The device uses a Xilinx Virtex device and uses about 500 LUT (look up tables) which is not much at all. You can see a video (that includes an overlay of the source video) of the device in action below.
In fact, we think of art like this as a computer phenomenon, but [Flora Stacey] created a butterfly on a typewriter in 1898 and ham radio operators were doing art using paper tape for the last half of the twentieth century. Even before that, In 1865, Alice in Wonderland had a certain passage that was typeset to suggest a mouse’s tail. Perhaps the pinnacle is the famous ASCII version of Star Wars.
This is decidedly less mechanical than some of the other ASCII art projects we’ve seen. If you have a taste for more text art, have a look at some other examples, including a very old advertisement that uses character art.

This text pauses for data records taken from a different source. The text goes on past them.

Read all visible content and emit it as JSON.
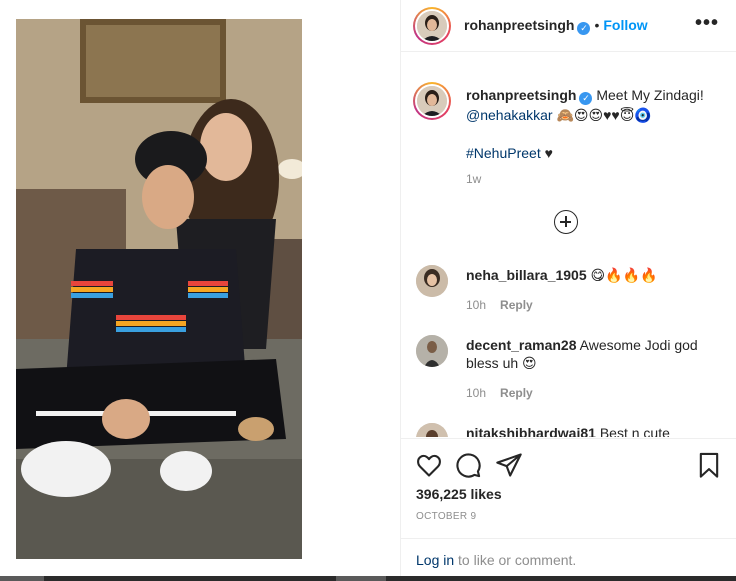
{
  "post": {
    "author": "rohanpreetsingh",
    "follow_label": "Follow",
    "more_label": "•••",
    "caption": {
      "author": "rohanpreetsingh",
      "text_line1": "Meet My Zindagi!",
      "mention": "@nehakakkar",
      "emojis_line": "🙈😍😍♥♥😇🧿",
      "hashtag": "#NehuPreet",
      "hashtag_suffix": "♥",
      "time": "1w"
    },
    "comments": [
      {
        "user": "neha_billara_1905",
        "text": "😋🔥🔥🔥",
        "time": "10h",
        "reply_label": "Reply"
      },
      {
        "user": "decent_raman28",
        "text": "Awesome Jodi god bless uh 😍",
        "time": "10h",
        "reply_label": "Reply"
      },
      {
        "user": "nitakshibhardwaj81",
        "text": "Best n cute"
      }
    ],
    "likes": "396,225 likes",
    "date": "OCTOBER 9",
    "login_link": "Log in",
    "login_suffix": "to like or comment."
  },
  "icons": {
    "verified": "verified-badge-icon",
    "like": "heart-icon",
    "comment": "comment-bubble-icon",
    "share": "paper-plane-icon",
    "save": "bookmark-icon",
    "load_more": "plus-circle-icon"
  },
  "colors": {
    "link_blue": "#0095f6",
    "text": "#262626",
    "muted": "#8e8e8e",
    "mention": "#00376b"
  }
}
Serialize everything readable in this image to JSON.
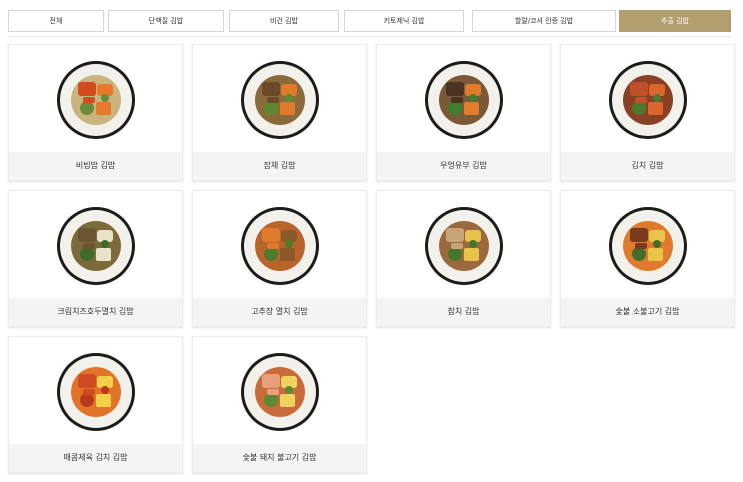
{
  "tabs": [
    {
      "label": "전체",
      "active": false
    },
    {
      "label": "단백질 김밥",
      "active": false
    },
    {
      "label": "비건 김밥",
      "active": false
    },
    {
      "label": "키토제닉 김밥",
      "active": false
    },
    {
      "label": "할랄/코셔 인증 김밥",
      "active": false
    },
    {
      "label": "추출 김밥",
      "active": true
    }
  ],
  "products": [
    {
      "name": "비빔밥 김밥",
      "image": "gimbap-roll-image",
      "fill": [
        "#d24c1f",
        "#e8792a",
        "#6a8b3a",
        "#c9b480"
      ]
    },
    {
      "name": "잡채 김밥",
      "image": "gimbap-roll-image",
      "fill": [
        "#6b4a2a",
        "#e07a2c",
        "#5d8a2f",
        "#8a6a3a"
      ]
    },
    {
      "name": "우엉유부 김밥",
      "image": "gimbap-roll-image",
      "fill": [
        "#4a3322",
        "#e37b2a",
        "#3f7f2e",
        "#7a5a36"
      ]
    },
    {
      "name": "김치 김밥",
      "image": "gimbap-roll-image",
      "fill": [
        "#c0502a",
        "#d9662d",
        "#4d7a2b",
        "#8a4024"
      ]
    },
    {
      "name": "크림치즈호두멸치 김밥",
      "image": "gimbap-roll-image",
      "fill": [
        "#6b5530",
        "#e8e2c8",
        "#3e6a2a",
        "#7d6a3a"
      ]
    },
    {
      "name": "고추장 멸치 김밥",
      "image": "gimbap-roll-image",
      "fill": [
        "#e07a2c",
        "#8a5a2a",
        "#4e7b2c",
        "#b8642a"
      ]
    },
    {
      "name": "참치 김밥",
      "image": "gimbap-roll-image",
      "fill": [
        "#c8a47a",
        "#e8c24a",
        "#46752c",
        "#9a6a3e"
      ]
    },
    {
      "name": "숯불 소불고기 김밥",
      "image": "gimbap-roll-image",
      "fill": [
        "#7a3a20",
        "#e8c44a",
        "#3f6f2a",
        "#e07a2c"
      ]
    },
    {
      "name": "매콤제육 김치 김밥",
      "image": "gimbap-roll-image",
      "fill": [
        "#d04a22",
        "#f2d04a",
        "#b83a1e",
        "#e2742a"
      ]
    },
    {
      "name": "숯불 돼지 불고기 김밥",
      "image": "gimbap-roll-image",
      "fill": [
        "#e8a07a",
        "#f0d260",
        "#5a8a32",
        "#c86a3a"
      ]
    }
  ],
  "colors": {
    "accent": "#b39e6e",
    "laver": "#1b1b1b",
    "rice": "#f3f1ec"
  }
}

Continue reading “FPGA Makes ASCII Video”
Computer graphics have come a long way. Some video games today exceed what would have passed for stunning cinema animation only a few years ago. However, it hasn’t always been like this. One of the earliest forms of computer-generated graphics used text characters to draw on printers.
Early computer rooms were likely to have a Snoopy character on green and white fan-fold paper. Calendars with some artwork were also popular (see left, and find out about the FORTRAN that created it, if you like). Ham radio operators who use teletypes (RTTY, in ham parlance) often had vast collections of punched tape that held artwork. Given that most hams in the 1950s and 1960s were men and the times were different, a lot of them were more or less “R” rated.
Not all of them were, though. For example, Richard Nixon was decidedly “G” rated (see right). Simple pictures would use single characters, but sophisticated ones would use the backspace character to overprint multiple characters.
Ham Radio Art
You often hear this described as ASCII art, today, although hams usually use 5-bit BAUDOT code, so that’s a misnomer for those images, at least. Of course, today, people aren’t keen on storing roll after roll of paper tape (or even owning a tape reader) so there have been several projects to capture this art in a more modern format.
Although there is still some RTTY art activity, picture sending has been mostly replaced by slow scan TV (SSTV) which sends actual still images or other modes like FAX. Some of the newer digital modes even have the ability to send pictures. You can be discussing your radio for example, and then show the other ham a photo of the radio.
Continue reading “Retrotechtacular: ASCII Art in the 19th Century”